Just over two hours before a Chinese national killed two motorcyclists, a motorist reported her "erratic" driving behaviour to police via a *555 call.

Designated Coroner Richard McElrea, of Christchurch, resumed the inquest into the deaths of Grant John Roberts, 43, of Timaru, and Dennis Michael Pederson, 54, of Tauranga in the Queenstown District Court today.

He found that Mr Roberts died as a result of cervical spine and brain injuries, while Mr Pederson died from a transection of the aorta, both on 26 November 2012, after their motorcycles collided with Kejia Zheng's rental car on State Highway 8, about 20km north of Tarras.

Forensic Crash Analyst Senior Constable Alastair Crosland, of Alexandra, said Zheng had "negligible independent driving experience" prior to the incident and "none at all" in the preceding 10 months.


Zheng obtained her Chinese driver's licence in December 2011 and within six weeks had moved to Australia to study, where she gained no driving experience.

On 24 November, Zheng flew from Sydney to Christchurch, and the next day, she hired a rental car with her Chinese licence and drove to Tekapo for the night.

Zheng was travelling south from Tekapo on 26 November and was seen driving erratically by Cheryl van Opzeeland, who called police 20 minutes later.

New Zealand Police Southern Communications Centre manager Inspector Kieren Kortegast told Mr McElrea that Ms van Opzeeland called at 11.57am describing Zheng's driving behaviour.

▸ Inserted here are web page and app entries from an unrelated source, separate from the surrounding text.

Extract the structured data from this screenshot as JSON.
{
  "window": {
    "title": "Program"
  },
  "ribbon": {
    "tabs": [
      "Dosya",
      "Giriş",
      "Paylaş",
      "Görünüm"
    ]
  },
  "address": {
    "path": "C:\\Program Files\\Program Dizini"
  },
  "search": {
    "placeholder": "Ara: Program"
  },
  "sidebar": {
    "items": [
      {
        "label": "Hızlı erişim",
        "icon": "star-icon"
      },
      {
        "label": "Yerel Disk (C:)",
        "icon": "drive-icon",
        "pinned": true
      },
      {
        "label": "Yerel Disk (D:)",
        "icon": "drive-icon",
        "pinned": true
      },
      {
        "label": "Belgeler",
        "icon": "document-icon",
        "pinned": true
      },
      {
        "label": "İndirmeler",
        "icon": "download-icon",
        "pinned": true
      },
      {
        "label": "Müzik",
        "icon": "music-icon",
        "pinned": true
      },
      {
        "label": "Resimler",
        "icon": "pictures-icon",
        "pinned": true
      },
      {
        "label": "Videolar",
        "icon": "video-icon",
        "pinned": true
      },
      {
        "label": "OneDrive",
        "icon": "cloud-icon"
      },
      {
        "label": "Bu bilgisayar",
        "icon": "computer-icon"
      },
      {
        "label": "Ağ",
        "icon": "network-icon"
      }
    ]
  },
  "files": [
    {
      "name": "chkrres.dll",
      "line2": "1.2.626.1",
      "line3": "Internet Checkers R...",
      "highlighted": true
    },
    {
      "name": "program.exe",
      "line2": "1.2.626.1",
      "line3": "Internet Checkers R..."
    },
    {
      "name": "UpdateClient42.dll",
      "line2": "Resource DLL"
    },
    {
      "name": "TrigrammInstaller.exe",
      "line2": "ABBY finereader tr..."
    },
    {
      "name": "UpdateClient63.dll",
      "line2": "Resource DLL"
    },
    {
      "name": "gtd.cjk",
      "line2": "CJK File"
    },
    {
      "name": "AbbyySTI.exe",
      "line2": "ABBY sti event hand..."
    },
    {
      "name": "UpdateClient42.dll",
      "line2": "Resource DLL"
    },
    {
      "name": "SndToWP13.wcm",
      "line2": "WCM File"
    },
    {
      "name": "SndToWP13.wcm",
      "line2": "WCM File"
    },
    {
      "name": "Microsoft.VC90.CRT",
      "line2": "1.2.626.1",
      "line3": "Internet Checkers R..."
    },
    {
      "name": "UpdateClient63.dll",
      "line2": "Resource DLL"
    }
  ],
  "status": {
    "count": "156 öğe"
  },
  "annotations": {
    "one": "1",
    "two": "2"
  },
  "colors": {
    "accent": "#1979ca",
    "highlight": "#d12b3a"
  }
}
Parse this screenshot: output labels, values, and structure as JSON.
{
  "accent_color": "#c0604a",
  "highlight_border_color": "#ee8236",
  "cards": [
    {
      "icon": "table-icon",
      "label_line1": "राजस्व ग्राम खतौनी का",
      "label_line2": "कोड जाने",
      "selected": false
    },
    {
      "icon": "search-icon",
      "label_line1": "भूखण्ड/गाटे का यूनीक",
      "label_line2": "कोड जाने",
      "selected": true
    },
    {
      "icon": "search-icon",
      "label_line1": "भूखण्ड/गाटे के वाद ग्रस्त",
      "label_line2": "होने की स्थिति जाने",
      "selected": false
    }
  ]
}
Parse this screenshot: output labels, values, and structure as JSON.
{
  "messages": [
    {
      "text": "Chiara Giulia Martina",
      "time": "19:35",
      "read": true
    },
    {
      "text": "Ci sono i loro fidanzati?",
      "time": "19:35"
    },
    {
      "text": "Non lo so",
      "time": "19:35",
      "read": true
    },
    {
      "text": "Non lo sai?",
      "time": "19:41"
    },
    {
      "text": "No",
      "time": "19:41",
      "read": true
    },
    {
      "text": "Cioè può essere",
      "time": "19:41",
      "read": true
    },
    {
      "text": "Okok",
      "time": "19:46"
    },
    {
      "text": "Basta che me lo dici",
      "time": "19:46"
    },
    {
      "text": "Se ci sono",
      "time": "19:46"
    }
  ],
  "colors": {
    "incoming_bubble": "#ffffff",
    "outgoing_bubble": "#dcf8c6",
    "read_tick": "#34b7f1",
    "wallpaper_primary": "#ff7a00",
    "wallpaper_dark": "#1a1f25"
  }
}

"The complainant informed the call-taker that the vehicle was being driven in an erratic manner; she was using all of her side of the road, she was over the centre line and then back over the white line on the left of the road, passing on double yellow lines and was seen to be slowing down and then speeding up."

Ms van Opzeeland informed police that she had pulled over near Lake Pukaki.

Insp Kortegast said despite the dispatcher initially being unable to contact the Twizel Constable, he was still on route to the area four minutes and 14 seconds after the incident was reported — faster than the required time for a "Priority One" response.

However, the office was unable to locate Zheng's vehicle, likely because she had diverted from the highway at some point.


Snr Const Crosland said a second motorist later told police she had to take evasive action south of Lake Pukaki after Zheng pulled out in front of her, however, that incident was not reported at the time.

Mr Roberts and Mr Pederson were part of a group of motorcyclists who had attended the Burt Munro event in Invercargill.

The crash occurred after Zheng lost control of the vehicle and the men were unable to take evasive action.

A pillion passenger was seriously injured and another motorcyclist received minor injuries.

Snr Const Crosland said while the men's close following distance affected the outcome, it was not the cause.

Zheng told police in a statement "the car just crashed into them".

She said the road was "not very straight" and she found her vehicle on the left-side of the road so she "moved it to the middle".

Snr Const Crosland said it was probable, given Chinese driver regulations, Zheng had never operated a right-hand drive car, had never driven before on the left side of the road and had not travelled in excess of 40km/h — the speed limit on a Chinese highway.

She was later convicted in the Alexandra District Court after admitting two charges of careless driving causing death and two of careless driving causing injury, disqualified from driving for two years and ordered to pay $10,000 in emotional-harm payments.

Mr McElrea did not issue any formal findings or make any recommendations today, but said at the outset of the hearing he would be examining the regulatory background relating to the issue of driver's licences to overseas people in New Zealand.

"I will be inviting further input from the police, through the National Police headquarters, on possible legislation changes that may assist the police in dealing with situations such as have been highlighted by this particular case."